■ Description of the task ■
Look through the material for lines with the word "watermark", and copy each one.
*** Begin section ***
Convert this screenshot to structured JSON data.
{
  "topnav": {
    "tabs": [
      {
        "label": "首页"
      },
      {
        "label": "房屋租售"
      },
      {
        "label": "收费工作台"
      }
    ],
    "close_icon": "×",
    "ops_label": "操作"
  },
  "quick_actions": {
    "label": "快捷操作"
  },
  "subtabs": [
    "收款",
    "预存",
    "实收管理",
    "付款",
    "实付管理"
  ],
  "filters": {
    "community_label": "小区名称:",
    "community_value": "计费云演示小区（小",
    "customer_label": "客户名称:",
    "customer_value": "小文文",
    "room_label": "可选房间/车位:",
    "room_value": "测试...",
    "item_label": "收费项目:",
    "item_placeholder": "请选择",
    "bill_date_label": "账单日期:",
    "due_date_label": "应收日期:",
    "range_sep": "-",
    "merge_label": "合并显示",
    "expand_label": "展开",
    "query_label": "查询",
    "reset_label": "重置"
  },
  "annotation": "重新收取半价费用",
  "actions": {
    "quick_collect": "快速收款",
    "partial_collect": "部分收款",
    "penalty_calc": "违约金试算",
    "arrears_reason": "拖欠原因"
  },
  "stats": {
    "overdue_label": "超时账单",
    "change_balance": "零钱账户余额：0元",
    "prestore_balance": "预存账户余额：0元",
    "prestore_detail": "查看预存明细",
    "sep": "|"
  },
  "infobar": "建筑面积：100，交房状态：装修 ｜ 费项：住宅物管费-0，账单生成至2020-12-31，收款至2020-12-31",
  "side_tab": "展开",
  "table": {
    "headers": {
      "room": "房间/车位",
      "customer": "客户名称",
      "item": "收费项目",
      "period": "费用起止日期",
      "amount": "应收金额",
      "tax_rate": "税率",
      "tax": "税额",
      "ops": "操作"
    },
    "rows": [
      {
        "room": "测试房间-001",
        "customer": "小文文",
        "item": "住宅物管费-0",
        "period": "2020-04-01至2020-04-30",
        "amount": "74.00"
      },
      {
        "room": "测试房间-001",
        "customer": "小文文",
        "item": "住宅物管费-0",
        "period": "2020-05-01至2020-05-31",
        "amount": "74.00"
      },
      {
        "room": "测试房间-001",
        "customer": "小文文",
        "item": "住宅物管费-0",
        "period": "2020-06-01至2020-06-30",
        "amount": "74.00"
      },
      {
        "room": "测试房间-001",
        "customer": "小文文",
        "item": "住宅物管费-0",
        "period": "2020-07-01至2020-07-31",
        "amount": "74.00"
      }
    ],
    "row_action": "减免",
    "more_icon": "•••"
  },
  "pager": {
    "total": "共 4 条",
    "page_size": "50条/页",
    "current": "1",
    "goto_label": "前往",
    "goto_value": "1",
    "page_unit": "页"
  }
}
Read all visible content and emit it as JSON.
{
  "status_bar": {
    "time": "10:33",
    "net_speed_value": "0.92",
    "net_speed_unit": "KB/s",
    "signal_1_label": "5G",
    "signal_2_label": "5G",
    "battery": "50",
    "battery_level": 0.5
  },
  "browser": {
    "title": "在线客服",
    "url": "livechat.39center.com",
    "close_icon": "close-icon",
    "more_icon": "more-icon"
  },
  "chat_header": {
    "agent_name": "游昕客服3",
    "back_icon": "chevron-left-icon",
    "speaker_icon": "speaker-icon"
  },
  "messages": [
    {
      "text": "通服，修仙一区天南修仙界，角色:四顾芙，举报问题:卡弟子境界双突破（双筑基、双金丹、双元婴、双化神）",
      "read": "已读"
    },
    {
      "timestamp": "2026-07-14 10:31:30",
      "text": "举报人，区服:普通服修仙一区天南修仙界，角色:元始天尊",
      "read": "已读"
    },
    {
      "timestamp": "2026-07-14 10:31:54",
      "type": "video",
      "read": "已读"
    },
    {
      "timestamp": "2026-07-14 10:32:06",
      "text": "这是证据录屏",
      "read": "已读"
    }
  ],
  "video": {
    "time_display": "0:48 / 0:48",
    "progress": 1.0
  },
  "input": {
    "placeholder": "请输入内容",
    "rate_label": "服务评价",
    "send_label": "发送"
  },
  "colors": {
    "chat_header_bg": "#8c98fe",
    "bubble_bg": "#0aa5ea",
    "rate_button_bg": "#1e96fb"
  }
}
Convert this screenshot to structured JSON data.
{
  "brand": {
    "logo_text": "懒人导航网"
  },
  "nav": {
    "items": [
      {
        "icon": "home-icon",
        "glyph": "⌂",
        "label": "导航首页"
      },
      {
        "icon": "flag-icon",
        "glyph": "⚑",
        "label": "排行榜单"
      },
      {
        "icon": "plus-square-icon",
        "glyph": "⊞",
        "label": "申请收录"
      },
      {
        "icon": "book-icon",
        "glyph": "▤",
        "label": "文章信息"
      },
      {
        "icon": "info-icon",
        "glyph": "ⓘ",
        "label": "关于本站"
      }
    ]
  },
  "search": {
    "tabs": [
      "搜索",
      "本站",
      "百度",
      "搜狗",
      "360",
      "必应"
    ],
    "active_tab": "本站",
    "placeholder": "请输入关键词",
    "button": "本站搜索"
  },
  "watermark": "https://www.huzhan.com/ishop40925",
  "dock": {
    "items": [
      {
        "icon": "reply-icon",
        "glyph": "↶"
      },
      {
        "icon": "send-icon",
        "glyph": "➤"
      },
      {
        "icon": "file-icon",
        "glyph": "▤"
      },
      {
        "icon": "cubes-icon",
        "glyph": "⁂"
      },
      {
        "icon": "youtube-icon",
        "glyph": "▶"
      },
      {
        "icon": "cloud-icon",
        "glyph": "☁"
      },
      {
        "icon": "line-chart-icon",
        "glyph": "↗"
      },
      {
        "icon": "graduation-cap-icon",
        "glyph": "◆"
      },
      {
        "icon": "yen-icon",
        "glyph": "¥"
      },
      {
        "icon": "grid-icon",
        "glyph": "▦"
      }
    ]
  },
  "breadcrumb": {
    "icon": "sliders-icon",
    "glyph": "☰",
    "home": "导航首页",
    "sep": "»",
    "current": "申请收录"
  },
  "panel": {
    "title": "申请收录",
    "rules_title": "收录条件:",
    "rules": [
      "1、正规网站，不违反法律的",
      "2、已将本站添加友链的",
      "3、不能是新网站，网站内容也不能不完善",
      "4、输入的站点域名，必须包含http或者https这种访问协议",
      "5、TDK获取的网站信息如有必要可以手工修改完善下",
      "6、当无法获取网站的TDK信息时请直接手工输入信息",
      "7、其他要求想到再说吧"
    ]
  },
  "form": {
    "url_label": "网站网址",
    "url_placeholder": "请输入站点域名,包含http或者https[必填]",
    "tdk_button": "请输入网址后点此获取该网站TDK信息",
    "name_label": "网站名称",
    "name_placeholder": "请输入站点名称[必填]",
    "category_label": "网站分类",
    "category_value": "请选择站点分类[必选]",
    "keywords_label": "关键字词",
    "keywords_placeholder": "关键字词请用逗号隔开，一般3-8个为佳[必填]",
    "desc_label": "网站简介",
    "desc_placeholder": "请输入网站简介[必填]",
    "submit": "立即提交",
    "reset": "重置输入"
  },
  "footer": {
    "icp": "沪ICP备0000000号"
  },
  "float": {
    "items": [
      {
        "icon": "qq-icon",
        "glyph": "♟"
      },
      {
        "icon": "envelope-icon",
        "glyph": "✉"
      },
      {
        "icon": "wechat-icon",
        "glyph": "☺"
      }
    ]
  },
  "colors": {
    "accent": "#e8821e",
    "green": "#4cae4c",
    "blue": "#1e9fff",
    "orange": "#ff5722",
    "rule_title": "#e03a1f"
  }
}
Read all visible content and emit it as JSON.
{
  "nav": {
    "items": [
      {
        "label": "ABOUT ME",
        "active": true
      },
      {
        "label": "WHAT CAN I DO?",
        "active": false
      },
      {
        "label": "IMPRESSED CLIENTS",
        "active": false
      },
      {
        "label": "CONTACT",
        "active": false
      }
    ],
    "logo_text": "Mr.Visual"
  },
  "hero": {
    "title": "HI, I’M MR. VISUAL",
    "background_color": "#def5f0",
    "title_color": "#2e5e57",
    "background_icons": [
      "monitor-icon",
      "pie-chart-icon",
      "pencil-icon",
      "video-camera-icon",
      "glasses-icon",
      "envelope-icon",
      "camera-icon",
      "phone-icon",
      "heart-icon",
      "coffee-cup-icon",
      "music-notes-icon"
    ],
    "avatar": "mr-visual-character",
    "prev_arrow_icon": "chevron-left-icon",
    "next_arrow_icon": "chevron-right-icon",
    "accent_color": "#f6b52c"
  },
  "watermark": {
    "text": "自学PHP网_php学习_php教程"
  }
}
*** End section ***
■ Exercise result ■
  "watermark": "https://www.huzhan.com/ishop40925",
  "watermark": {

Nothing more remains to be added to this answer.